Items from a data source
________________________
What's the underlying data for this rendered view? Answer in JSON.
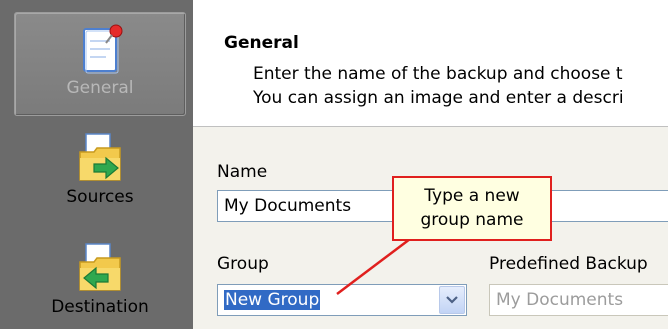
{
  "sidebar": {
    "items": [
      {
        "label": "General",
        "icon": "note-pin-icon",
        "selected": true
      },
      {
        "label": "Sources",
        "icon": "folder-arrow-icon",
        "selected": false
      },
      {
        "label": "Destination",
        "icon": "folder-arrow-icon",
        "selected": false
      }
    ]
  },
  "header": {
    "title": "General",
    "line1": "Enter the name of the backup and choose t",
    "line2": "You can assign an image and enter a descri"
  },
  "form": {
    "name_label": "Name",
    "name_value": "My Documents",
    "group_label": "Group",
    "group_value": "New Group",
    "predefined_label": "Predefined Backup",
    "predefined_value": "My Documents"
  },
  "callout": {
    "line1": "Type a new",
    "line2": "group name",
    "color": "#e0201e"
  },
  "colors": {
    "sidebar": "#6b6b6b",
    "selection": "#316ac5",
    "form_bg": "#f3f2ec"
  }
}
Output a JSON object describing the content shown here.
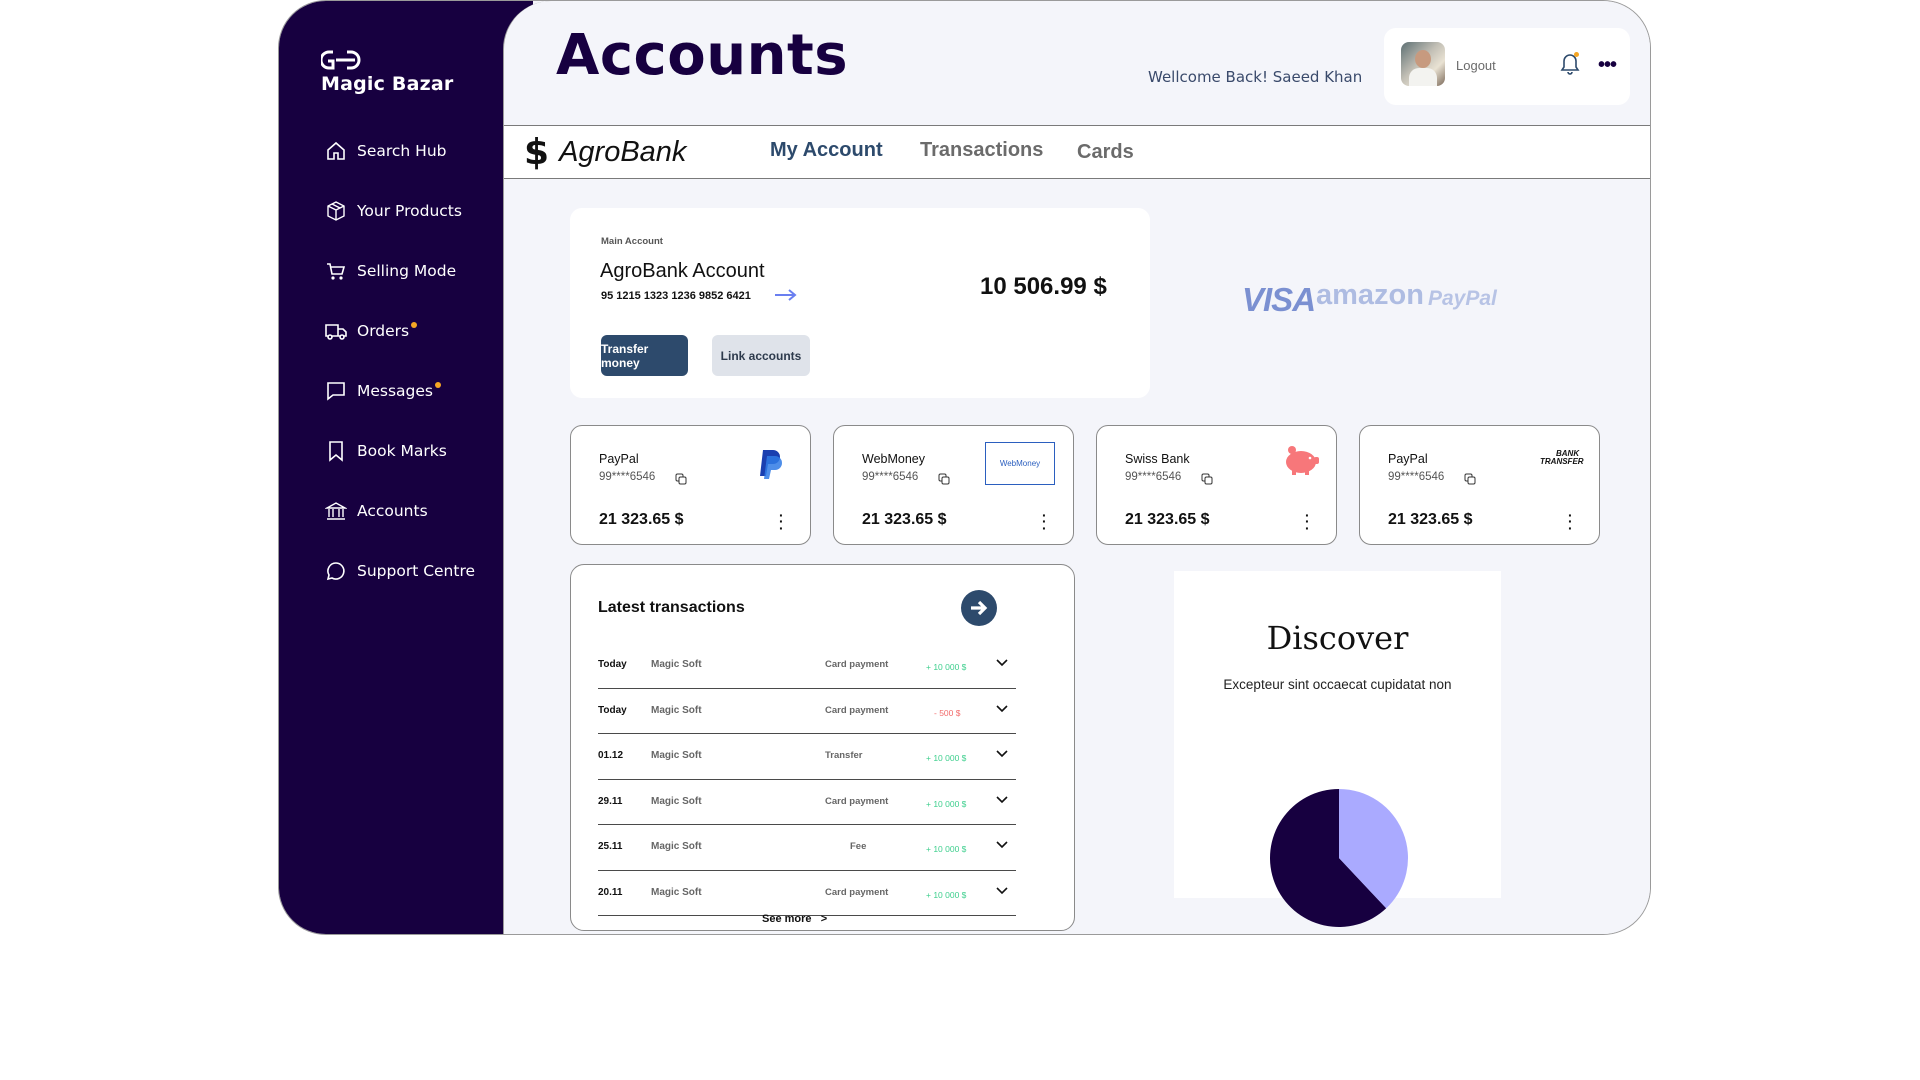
{
  "sidebar": {
    "brand": "Magic Bazar",
    "items": [
      {
        "label": "Search Hub",
        "icon": "home-icon",
        "dot": false
      },
      {
        "label": "Your Products",
        "icon": "box-icon",
        "dot": false
      },
      {
        "label": "Selling Mode",
        "icon": "cart-icon",
        "dot": false
      },
      {
        "label": "Orders",
        "icon": "truck-icon",
        "dot": true
      },
      {
        "label": "Messages",
        "icon": "message-icon",
        "dot": true
      },
      {
        "label": "Book Marks",
        "icon": "bookmark-icon",
        "dot": false
      },
      {
        "label": "Accounts",
        "icon": "bank-icon",
        "dot": false
      },
      {
        "label": "Support Centre",
        "icon": "chat-bubble-icon",
        "dot": false
      }
    ]
  },
  "header": {
    "title": "Accounts",
    "welcome": "Wellcome Back!  Saeed Khan",
    "logout": "Logout"
  },
  "tabs": {
    "bank_sign": "$",
    "bank_name": "AgroBank",
    "items": [
      "My Account",
      "Transactions",
      "Cards"
    ],
    "active": "My Account"
  },
  "main_account": {
    "label": "Main Account",
    "name": "AgroBank Account",
    "number": "95 1215 1323 1236 9852 6421",
    "balance": "10 506.99 $",
    "transfer_btn": "Transfer money",
    "link_btn": "Link accounts"
  },
  "brands": {
    "visa": "VISA",
    "amazon": "amazon",
    "paypal": "PayPal"
  },
  "accounts": [
    {
      "name": "PayPal",
      "number": "99****6546",
      "amount": "21 323.65 $",
      "logo": "paypal-logo"
    },
    {
      "name": "WebMoney",
      "number": "99****6546",
      "amount": "21 323.65 $",
      "logo": "webmoney-logo",
      "logo_text": "WebMoney"
    },
    {
      "name": "Swiss Bank",
      "number": "99****6546",
      "amount": "21 323.65 $",
      "logo": "piggy-bank-logo"
    },
    {
      "name": "PayPal",
      "number": "99****6546",
      "amount": "21 323.65 $",
      "logo": "bank-transfer-logo",
      "logo_text_1": "BANK",
      "logo_text_2": "TRANSFER"
    }
  ],
  "transactions": {
    "title": "Latest transactions",
    "rows": [
      {
        "date": "Today",
        "merchant": "Magic Soft",
        "type": "Card payment",
        "amount": "+ 10 000 $",
        "sign": "pos"
      },
      {
        "date": "Today",
        "merchant": "Magic Soft",
        "type": "Card payment",
        "amount": "- 500 $",
        "sign": "neg"
      },
      {
        "date": "01.12",
        "merchant": "Magic Soft",
        "type": "Transfer",
        "amount": "+ 10 000 $",
        "sign": "pos"
      },
      {
        "date": "29.11",
        "merchant": "Magic Soft",
        "type": "Card payment",
        "amount": "+ 10 000 $",
        "sign": "pos"
      },
      {
        "date": "25.11",
        "merchant": "Magic Soft",
        "type": "Fee",
        "amount": "+ 10 000 $",
        "sign": "pos"
      },
      {
        "date": "20.11",
        "merchant": "Magic Soft",
        "type": "Card payment",
        "amount": "+ 10 000 $",
        "sign": "pos"
      }
    ],
    "see_more": "See more   >"
  },
  "discover": {
    "title": "Discover",
    "subtitle": "Excepteur sint occaecat cupidatat non"
  },
  "pie": {
    "slices": [
      {
        "value": 0.62,
        "color": "#170040"
      },
      {
        "value": 0.38,
        "color": "#aaaaff"
      }
    ]
  },
  "colors": {
    "sidebar": "#170040",
    "accent": "#2d4a6c",
    "positive": "#3fcf8e",
    "negative": "#f26b6b",
    "notification": "#f5a623"
  }
}
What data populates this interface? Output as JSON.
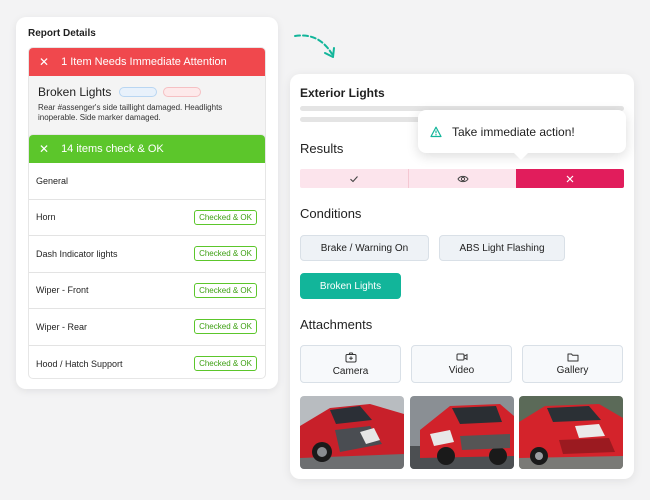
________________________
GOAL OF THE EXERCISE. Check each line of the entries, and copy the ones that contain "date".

RESPONSE TO THIS EXERCISE.
        "date": "Today",
        "date": "Today",
        "date": "01.12",
        "date": "29.11",
        "date": "25.11",
        "date": "20.11",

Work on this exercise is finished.